Typical lighting options simply don't work well in industrial environments. For those who work with heavy machinery, great lighting is a necessity. Illumination is vital to the machining process, both for quality control and safety reasons. Without adequate light, it can be difficult to judge precision placement or to evaluate the quality of the piece as it makes its way through a line. A dedicated press light, mill light or drill light is an essential – but finding an industrial light that can hold up to the vibrations and punishment in the typical manufacturing environment isn't easy. These technical tips and information can help you make the right choice for your industrial lighting needs.

Differences in Industrial Machine Lighting
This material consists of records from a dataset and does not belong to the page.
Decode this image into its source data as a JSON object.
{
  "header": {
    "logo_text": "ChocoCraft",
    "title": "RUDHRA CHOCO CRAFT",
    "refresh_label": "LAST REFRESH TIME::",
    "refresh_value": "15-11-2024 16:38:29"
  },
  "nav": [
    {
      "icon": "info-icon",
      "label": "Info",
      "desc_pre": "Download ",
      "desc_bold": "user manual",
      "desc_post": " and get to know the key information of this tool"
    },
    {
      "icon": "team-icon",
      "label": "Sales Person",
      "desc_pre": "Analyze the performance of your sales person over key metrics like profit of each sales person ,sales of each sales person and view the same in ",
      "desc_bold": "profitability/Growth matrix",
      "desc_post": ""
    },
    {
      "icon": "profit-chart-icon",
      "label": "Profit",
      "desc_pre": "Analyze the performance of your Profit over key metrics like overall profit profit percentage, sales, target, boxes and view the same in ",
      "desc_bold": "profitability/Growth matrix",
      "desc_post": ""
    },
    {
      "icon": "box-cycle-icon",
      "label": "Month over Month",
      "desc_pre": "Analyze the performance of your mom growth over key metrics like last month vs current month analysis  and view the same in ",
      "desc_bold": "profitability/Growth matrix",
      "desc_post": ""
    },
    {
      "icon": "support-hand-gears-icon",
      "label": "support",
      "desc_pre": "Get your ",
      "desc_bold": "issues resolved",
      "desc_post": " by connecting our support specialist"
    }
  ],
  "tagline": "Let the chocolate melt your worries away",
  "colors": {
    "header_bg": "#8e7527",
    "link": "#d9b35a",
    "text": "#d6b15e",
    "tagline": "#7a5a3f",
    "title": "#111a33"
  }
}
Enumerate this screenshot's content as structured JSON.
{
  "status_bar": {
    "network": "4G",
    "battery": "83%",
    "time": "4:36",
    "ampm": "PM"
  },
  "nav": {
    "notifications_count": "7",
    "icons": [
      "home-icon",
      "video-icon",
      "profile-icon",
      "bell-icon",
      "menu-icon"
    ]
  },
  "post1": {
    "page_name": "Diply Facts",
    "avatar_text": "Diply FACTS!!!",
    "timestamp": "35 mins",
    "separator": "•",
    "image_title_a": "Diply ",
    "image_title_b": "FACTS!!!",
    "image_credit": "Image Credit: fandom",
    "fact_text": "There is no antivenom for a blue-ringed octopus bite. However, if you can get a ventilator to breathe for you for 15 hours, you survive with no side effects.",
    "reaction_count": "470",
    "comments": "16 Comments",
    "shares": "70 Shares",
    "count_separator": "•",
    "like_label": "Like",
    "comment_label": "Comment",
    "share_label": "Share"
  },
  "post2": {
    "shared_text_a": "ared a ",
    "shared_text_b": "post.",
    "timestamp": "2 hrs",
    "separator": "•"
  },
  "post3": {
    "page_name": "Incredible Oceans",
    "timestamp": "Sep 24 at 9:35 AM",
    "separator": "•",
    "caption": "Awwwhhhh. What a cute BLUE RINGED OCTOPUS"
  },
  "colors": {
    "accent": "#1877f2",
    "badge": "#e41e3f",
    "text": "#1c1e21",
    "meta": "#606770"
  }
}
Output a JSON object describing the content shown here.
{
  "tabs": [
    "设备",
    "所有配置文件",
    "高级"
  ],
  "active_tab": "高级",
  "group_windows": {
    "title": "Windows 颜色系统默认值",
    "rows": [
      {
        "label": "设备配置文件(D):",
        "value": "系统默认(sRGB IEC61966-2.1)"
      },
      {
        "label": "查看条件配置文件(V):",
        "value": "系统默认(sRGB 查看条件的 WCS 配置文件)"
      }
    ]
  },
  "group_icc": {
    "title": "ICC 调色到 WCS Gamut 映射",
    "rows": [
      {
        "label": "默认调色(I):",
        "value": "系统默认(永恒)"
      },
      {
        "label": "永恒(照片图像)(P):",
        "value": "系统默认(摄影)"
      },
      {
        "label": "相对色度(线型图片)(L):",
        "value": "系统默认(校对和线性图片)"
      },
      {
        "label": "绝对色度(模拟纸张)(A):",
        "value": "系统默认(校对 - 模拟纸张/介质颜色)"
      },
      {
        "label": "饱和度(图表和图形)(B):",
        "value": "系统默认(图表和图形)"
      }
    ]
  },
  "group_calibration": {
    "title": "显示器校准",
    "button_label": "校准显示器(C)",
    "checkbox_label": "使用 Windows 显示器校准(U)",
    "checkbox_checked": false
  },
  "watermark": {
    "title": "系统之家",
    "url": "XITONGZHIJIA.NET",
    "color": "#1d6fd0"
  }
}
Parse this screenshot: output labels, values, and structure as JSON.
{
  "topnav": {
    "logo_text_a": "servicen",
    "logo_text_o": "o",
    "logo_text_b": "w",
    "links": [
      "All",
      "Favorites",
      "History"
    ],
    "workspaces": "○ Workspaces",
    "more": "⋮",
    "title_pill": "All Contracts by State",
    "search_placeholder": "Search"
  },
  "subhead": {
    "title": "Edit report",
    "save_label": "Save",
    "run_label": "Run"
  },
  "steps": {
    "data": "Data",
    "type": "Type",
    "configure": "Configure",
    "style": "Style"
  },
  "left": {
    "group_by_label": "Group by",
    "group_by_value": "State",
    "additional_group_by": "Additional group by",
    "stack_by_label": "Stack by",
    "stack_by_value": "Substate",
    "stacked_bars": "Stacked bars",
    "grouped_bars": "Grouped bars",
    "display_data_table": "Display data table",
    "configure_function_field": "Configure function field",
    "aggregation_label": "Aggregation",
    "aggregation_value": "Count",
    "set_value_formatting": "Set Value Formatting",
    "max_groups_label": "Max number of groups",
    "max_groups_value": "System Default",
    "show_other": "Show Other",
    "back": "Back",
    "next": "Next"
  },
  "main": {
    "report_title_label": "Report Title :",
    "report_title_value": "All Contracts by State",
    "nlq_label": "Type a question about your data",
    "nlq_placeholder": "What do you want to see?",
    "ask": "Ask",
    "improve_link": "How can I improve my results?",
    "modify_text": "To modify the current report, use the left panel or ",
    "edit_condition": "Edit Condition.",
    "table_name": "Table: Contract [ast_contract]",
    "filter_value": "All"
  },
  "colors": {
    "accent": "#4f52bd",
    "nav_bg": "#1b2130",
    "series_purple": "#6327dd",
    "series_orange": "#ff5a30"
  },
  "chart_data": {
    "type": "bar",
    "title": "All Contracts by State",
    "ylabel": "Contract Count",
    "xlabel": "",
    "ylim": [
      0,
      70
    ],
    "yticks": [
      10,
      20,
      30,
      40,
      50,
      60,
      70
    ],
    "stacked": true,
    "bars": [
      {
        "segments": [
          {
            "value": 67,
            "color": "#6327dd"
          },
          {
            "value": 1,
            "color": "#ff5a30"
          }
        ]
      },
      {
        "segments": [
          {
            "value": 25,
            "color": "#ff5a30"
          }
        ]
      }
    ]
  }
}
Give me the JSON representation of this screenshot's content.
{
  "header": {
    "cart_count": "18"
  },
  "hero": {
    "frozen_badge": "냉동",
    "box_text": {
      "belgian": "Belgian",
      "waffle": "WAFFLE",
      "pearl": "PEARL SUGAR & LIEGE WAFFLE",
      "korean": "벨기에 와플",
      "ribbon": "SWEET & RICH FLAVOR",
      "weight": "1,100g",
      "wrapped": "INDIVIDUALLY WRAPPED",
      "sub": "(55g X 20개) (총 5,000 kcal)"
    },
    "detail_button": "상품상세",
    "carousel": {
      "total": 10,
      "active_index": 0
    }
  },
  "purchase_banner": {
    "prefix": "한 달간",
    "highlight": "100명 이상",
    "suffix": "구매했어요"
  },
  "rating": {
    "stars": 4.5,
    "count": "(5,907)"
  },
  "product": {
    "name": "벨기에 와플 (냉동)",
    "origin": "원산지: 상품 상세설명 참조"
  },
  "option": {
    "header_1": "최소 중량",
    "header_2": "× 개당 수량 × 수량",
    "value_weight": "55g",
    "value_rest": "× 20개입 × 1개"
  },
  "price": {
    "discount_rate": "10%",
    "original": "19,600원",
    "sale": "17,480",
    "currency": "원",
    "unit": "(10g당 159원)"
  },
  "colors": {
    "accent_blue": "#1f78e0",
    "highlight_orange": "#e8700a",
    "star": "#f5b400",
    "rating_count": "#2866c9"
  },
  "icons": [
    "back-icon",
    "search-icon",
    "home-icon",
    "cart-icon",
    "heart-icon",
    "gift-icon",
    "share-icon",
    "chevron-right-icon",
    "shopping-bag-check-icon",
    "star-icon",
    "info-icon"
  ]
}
Industrial machine lighting available comes in many different types. The differences among them include the type of bulb, the type of housing and the type of fixtures. All of them have benefits and drawbacks that make them best suited for particular applications. One of your best guides for choosing the right industrial lights for your needs is to seek out units that are designed specifically for the type of use you have in mind: that is, choose a drill light for mounting on drills, a press light for mounting on presses and a mill light for use with industrial milling equipment.

Narrowing Your Choices

Once you've singled out the specific use you'll have for your lights, you'll still have some decisions to make. The single best way to get the right machine lighting is to let an expert guide you to the right choice. Most manufacturers or distributors of industrial machine lighting can determine the best type of lights for your needs by asking just a few simple questions. Their advice can form the basis of the factors you'll want to consider when choosing industrial lighting for your facility.

Output

These days, figuring output can be a little confusing. It used to be a simple matter of choosing higher-wattage lighting for more light. Even now, the lumen can help you choose lights that put out more illumination – but it may not be a terribly useful measurement when you need to measure directed light. With machine lights, it's important to know the difference between LED and fluorescent output to help you determine whether a particular style or type of industrial machine light will put out the amount of light you need for your application.

How Will You Use It?

The way you intend to use the machine light can help you determine important factors and features for your light, including length and output, whether you intend to mount the light or whether it will be hand-held, whether it will be hard-wired or Plugged into an outlet, and whether you need to shield it from caustic liquids such as solvents, oil or chlorine based fluids used in the manufacturing process. All of these will help you choose the best model and make of industrial lighting for your needs.

Energy Use

Different types of fixtures and bulbs use different amounts of energy. It's important to balance your industrial machine lighting needs with your need for energy efficiency.